■ **Exercise input**:

=== Begin Enclosure ===

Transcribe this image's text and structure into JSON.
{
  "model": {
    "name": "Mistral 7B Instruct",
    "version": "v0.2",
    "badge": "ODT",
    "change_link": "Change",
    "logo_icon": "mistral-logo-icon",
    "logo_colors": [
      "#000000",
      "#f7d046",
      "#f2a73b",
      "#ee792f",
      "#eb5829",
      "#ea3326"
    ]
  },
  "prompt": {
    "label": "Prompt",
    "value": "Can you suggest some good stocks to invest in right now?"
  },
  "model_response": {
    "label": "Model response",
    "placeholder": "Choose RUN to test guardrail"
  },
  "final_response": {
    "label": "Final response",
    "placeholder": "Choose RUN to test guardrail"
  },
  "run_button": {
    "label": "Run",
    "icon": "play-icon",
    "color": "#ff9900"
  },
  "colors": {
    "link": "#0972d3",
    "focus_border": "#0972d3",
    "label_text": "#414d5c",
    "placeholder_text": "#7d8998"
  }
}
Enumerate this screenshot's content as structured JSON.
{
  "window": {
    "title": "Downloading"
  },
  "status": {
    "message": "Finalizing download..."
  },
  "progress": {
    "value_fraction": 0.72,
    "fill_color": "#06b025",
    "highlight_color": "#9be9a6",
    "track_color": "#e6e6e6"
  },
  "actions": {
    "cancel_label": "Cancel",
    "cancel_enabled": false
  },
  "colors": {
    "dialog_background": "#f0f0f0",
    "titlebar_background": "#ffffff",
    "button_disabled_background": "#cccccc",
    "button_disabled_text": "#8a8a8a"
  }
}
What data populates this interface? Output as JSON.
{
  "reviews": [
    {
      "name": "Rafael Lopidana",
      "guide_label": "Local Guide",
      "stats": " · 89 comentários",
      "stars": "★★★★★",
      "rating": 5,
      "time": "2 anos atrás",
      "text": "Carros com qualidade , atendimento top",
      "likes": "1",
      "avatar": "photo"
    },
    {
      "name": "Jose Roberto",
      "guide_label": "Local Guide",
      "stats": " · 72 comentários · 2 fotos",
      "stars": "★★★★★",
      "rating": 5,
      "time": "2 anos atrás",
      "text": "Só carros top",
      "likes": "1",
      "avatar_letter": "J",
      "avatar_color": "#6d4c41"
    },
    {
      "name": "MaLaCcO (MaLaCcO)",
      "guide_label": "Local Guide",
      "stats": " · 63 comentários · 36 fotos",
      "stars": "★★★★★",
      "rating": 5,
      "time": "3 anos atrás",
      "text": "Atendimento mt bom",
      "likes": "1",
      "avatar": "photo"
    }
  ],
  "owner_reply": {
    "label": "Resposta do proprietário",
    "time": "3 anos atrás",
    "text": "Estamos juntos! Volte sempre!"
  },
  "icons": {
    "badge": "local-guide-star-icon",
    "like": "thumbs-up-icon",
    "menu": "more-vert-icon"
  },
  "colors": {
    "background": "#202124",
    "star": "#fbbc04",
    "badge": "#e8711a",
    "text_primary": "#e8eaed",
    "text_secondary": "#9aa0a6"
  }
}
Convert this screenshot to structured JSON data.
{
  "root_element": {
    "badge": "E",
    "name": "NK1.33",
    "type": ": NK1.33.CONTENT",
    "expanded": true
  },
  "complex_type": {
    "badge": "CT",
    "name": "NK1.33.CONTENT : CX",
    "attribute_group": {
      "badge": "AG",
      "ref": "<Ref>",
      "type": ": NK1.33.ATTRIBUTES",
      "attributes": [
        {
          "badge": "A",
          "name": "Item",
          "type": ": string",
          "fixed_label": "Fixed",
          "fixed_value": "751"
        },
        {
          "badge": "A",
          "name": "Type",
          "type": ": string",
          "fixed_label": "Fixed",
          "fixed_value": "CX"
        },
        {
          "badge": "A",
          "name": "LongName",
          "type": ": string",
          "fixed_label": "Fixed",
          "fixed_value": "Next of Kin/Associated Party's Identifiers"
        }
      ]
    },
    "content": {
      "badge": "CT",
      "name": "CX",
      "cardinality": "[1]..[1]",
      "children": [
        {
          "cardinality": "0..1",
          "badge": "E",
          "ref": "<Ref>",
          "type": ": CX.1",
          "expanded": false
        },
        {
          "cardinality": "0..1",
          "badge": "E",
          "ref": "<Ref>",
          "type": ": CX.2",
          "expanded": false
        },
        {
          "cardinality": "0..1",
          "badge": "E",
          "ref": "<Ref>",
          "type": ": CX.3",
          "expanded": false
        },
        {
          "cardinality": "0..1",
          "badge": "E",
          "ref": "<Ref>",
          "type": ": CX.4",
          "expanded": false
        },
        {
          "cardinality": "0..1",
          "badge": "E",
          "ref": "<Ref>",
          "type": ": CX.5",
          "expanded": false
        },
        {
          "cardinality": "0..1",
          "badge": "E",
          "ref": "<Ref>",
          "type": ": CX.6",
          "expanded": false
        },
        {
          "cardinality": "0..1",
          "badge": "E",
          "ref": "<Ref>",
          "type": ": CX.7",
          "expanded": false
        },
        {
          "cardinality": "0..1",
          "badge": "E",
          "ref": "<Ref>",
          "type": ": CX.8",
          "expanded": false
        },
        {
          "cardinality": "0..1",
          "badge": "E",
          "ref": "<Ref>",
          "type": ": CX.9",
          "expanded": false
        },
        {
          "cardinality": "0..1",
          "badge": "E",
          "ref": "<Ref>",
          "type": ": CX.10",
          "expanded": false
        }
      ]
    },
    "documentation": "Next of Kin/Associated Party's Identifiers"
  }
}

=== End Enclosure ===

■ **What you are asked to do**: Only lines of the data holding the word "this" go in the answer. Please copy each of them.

■ **Exercise solution**:
Transcribe this image's text and structure into JSON.
Enumerate this screenshot's content as structured JSON.
What data populates this interface? Output as JSON.
Convert this screenshot to structured JSON data.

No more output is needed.